ASSIGNED TASK ->
Write out the entire listing exactly, so that each line matches the original.

────────────────────

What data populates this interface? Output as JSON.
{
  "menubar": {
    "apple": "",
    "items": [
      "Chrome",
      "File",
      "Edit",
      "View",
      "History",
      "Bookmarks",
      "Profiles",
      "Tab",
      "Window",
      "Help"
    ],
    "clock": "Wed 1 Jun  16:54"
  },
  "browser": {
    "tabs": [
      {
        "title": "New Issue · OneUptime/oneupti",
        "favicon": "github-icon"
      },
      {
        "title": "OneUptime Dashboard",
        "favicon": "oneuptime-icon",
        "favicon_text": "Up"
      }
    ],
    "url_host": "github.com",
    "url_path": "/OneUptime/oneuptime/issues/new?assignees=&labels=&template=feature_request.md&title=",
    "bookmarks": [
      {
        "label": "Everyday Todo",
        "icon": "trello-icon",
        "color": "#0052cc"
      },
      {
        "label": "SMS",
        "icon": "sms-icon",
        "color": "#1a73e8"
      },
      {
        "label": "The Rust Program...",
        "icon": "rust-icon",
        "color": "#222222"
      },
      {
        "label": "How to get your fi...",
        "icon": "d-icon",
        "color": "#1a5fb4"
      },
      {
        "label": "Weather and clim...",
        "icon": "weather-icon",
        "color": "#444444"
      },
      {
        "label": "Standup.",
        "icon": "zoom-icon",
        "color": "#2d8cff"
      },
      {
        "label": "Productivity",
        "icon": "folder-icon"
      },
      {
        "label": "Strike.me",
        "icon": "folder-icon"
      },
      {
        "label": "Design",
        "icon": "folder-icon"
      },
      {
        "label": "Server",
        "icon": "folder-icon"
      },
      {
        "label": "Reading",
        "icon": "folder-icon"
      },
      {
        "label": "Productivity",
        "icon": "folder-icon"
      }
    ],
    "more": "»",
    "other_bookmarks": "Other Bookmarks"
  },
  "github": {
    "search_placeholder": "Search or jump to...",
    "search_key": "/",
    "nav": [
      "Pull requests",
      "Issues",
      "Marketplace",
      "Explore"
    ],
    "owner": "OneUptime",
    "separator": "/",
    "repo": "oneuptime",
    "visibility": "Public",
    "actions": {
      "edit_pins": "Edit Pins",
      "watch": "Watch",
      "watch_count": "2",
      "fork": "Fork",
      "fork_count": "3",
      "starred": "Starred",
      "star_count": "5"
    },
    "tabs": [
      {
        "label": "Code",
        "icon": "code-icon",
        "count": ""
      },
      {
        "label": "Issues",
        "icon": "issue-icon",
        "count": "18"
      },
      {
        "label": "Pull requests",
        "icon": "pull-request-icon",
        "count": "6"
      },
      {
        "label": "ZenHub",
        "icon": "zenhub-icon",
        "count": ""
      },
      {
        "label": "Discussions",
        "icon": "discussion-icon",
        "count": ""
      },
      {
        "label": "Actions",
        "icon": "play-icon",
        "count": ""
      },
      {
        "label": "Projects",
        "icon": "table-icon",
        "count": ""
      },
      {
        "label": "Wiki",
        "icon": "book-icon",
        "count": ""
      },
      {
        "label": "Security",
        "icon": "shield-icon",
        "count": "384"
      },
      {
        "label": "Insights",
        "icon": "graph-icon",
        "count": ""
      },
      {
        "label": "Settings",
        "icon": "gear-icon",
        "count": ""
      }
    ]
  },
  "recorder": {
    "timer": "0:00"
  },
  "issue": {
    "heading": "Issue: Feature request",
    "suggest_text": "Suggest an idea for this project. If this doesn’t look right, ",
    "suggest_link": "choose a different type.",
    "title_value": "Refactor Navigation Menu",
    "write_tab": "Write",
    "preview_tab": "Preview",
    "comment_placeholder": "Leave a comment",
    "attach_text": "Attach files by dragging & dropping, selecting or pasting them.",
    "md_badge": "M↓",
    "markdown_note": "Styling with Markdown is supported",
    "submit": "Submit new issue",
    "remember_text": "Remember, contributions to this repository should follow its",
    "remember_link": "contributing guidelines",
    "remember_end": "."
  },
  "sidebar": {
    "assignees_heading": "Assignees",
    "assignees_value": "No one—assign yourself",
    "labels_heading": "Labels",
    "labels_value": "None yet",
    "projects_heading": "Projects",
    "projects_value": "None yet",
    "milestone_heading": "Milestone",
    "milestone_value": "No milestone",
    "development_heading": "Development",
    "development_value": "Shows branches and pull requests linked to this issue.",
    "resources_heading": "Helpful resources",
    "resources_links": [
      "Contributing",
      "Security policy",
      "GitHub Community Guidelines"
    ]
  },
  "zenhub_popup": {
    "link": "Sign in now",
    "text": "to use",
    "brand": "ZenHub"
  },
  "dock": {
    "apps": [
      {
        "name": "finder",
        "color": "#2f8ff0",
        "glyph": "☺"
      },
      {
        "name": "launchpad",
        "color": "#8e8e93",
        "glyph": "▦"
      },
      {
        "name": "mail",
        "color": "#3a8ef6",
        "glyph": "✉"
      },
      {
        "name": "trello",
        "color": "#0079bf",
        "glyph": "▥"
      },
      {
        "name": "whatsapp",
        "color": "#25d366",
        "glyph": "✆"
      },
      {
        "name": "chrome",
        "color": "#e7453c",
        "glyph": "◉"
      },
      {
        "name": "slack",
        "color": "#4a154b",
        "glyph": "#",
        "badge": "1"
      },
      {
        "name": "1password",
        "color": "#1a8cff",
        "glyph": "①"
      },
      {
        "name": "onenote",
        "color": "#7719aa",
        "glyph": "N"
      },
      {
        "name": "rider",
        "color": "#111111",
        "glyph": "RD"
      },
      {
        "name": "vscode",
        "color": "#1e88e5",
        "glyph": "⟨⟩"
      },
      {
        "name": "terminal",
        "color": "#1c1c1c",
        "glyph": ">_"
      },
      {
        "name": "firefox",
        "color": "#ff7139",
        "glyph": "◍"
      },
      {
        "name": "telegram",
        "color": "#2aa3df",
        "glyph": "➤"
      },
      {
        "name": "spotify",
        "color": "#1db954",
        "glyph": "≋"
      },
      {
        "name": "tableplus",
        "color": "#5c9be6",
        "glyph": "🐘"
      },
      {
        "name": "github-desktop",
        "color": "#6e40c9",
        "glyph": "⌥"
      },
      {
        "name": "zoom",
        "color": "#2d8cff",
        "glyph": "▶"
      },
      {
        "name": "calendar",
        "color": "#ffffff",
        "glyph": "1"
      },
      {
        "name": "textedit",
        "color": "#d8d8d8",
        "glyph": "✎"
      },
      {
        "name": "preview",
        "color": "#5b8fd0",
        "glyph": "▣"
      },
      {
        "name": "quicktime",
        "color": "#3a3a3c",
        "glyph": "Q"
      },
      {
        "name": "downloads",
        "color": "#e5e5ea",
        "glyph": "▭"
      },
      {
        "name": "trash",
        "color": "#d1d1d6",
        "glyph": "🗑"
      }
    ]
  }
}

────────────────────

RESULT BELOW ->
What data populates this interface? Output as JSON.
{
  "menubar": {
    "apple": "",
    "items": [
      "Chrome",
      "File",
      "Edit",
      "View",
      "History",
      "Bookmarks",
      "Profiles",
      "Tab",
      "Window",
      "Help"
    ],
    "clock": "Wed 1 Jun  16:54"
  },
  "browser": {
    "tabs": [
      {
        "title": "New Issue · OneUptime/oneupti",
        "favicon": "github-icon"
      },
      {
        "title": "OneUptime Dashboard",
        "favicon": "oneuptime-icon",
        "favicon_text": "Up"
      }
    ],
    "url_host": "github.com",
    "url_path": "/OneUptime/oneuptime/issues/new?assignees=&labels=&template=feature_request.md&title=",
    "bookmarks": [
      {
        "label": "Everyday Todo",
        "icon": "trello-icon",
        "color": "#0052cc"
      },
      {
        "label": "SMS",
        "icon": "sms-icon",
        "color": "#1a73e8"
      },
      {
        "label": "The Rust Program...",
        "icon": "rust-icon",
        "color": "#222222"
      },
      {
        "label": "How to get your fi...",
        "icon": "d-icon",
        "color": "#1a5fb4"
      },
      {
        "label": "Weather and clim...",
        "icon": "weather-icon",
        "color": "#444444"
      },
      {
        "label": "Standup.",
        "icon": "zoom-icon",
        "color": "#2d8cff"
      },
      {
        "label": "Productivity",
        "icon": "folder-icon"
      },
      {
        "label": "Strike.me",
        "icon": "folder-icon"
      },
      {
        "label": "Design",
        "icon": "folder-icon"
      },
      {
        "label": "Server",
        "icon": "folder-icon"
      },
      {
        "label": "Reading",
        "icon": "folder-icon"
      },
      {
        "label": "Productivity",
        "icon": "folder-icon"
      }
    ],
    "more": "»",
    "other_bookmarks": "Other Bookmarks"
  },
  "github": {
    "search_placeholder": "Search or jump to...",
    "search_key": "/",
    "nav": [
      "Pull requests",
      "Issues",
      "Marketplace",
      "Explore"
    ],
    "owner": "OneUptime",
    "separator": "/",
    "repo": "oneuptime",
    "visibility": "Public",
    "actions": {
      "edit_pins": "Edit Pins",
      "watch": "Watch",
      "watch_count": "2",
      "fork": "Fork",
      "fork_count": "3",
      "starred": "Starred",
      "star_count": "5"
    },
    "tabs": [
      {
        "label": "Code",
        "icon": "code-icon",
        "count": ""
      },
      {
        "label": "Issues",
        "icon": "issue-icon",
        "count": "18"
      },
      {
        "label": "Pull requests",
        "icon": "pull-request-icon",
        "count": "6"
      },
      {
        "label": "ZenHub",
        "icon": "zenhub-icon",
        "count": ""
      },
      {
        "label": "Discussions",
        "icon": "discussion-icon",
        "count": ""
      },
      {
        "label": "Actions",
        "icon": "play-icon",
        "count": ""
      },
      {
        "label": "Projects",
        "icon": "table-icon",
        "count": ""
      },
      {
        "label": "Wiki",
        "icon": "book-icon",
        "count": ""
      },
      {
        "label": "Security",
        "icon": "shield-icon",
        "count": "384"
      },
      {
        "label": "Insights",
        "icon": "graph-icon",
        "count": ""
      },
      {
        "label": "Settings",
        "icon": "gear-icon",
        "count": ""
      }
    ]
  },
  "recorder": {
    "timer": "0:00"
  },
  "issue": {
    "heading": "Issue: Feature request",
    "suggest_text": "Suggest an idea for this project. If this doesn’t look right, ",
    "suggest_link": "choose a different type.",
    "title_value": "Refactor Navigation Menu",
    "write_tab": "Write",
    "preview_tab": "Preview",
    "comment_placeholder": "Leave a comment",
    "attach_text": "Attach files by dragging & dropping, selecting or pasting them.",
    "md_badge": "M↓",
    "markdown_note": "Styling with Markdown is supported",
    "submit": "Submit new issue",
    "remember_text": "Remember, contributions to this repository should follow its",
    "remember_link": "contributing guidelines",
    "remember_end": "."
  },
  "sidebar": {
    "assignees_heading": "Assignees",
    "assignees_value": "No one—assign yourself",
    "labels_heading": "Labels",
    "labels_value": "None yet",
    "projects_heading": "Projects",
    "projects_value": "None yet",
    "milestone_heading": "Milestone",
    "milestone_value": "No milestone",
    "development_heading": "Development",
    "development_value": "Shows branches and pull requests linked to this issue.",
    "resources_heading": "Helpful resources",
    "resources_links": [
      "Contributing",
      "Security policy",
      "GitHub Community Guidelines"
    ]
  },
  "zenhub_popup": {
    "link": "Sign in now",
    "text": "to use",
    "brand": "ZenHub"
  },
  "dock": {
    "apps": [
      {
        "name": "finder",
        "color": "#2f8ff0",
        "glyph": "☺"
      },
      {
        "name": "launchpad",
        "color": "#8e8e93",
        "glyph": "▦"
      },
      {
        "name": "mail",
        "color": "#3a8ef6",
        "glyph": "✉"
      },
      {
        "name": "trello",
        "color": "#0079bf",
        "glyph": "▥"
      },
      {
        "name": "whatsapp",
        "color": "#25d366",
        "glyph": "✆"
      },
      {
        "name": "chrome",
        "color": "#e7453c",
        "glyph": "◉"
      },
      {
        "name": "slack",
        "color": "#4a154b",
        "glyph": "#",
        "badge": "1"
      },
      {
        "name": "1password",
        "color": "#1a8cff",
        "glyph": "①"
      },
      {
        "name": "onenote",
        "color": "#7719aa",
        "glyph": "N"
      },
      {
        "name": "rider",
        "color": "#111111",
        "glyph": "RD"
      },
      {
        "name": "vscode",
        "color": "#1e88e5",
        "glyph": "⟨⟩"
      },
      {
        "name": "terminal",
        "color": "#1c1c1c",
        "glyph": ">_"
      },
      {
        "name": "firefox",
        "color": "#ff7139",
        "glyph": "◍"
      },
      {
        "name": "telegram",
        "color": "#2aa3df",
        "glyph": "➤"
      },
      {
        "name": "spotify",
        "color": "#1db954",
        "glyph": "≋"
      },
      {
        "name": "tableplus",
        "color": "#5c9be6",
        "glyph": "🐘"
      },
      {
        "name": "github-desktop",
        "color": "#6e40c9",
        "glyph": "⌥"
      },
      {
        "name": "zoom",
        "color": "#2d8cff",
        "glyph": "▶"
      },
      {
        "name": "calendar",
        "color": "#ffffff",
        "glyph": "1"
      },
      {
        "name": "textedit",
        "color": "#d8d8d8",
        "glyph": "✎"
      },
      {
        "name": "preview",
        "color": "#5b8fd0",
        "glyph": "▣"
      },
      {
        "name": "quicktime",
        "color": "#3a3a3c",
        "glyph": "Q"
      },
      {
        "name": "downloads",
        "color": "#e5e5ea",
        "glyph": "▭"
      },
      {
        "name": "trash",
        "color": "#d1d1d6",
        "glyph": "🗑"
      }
    ]
  }
}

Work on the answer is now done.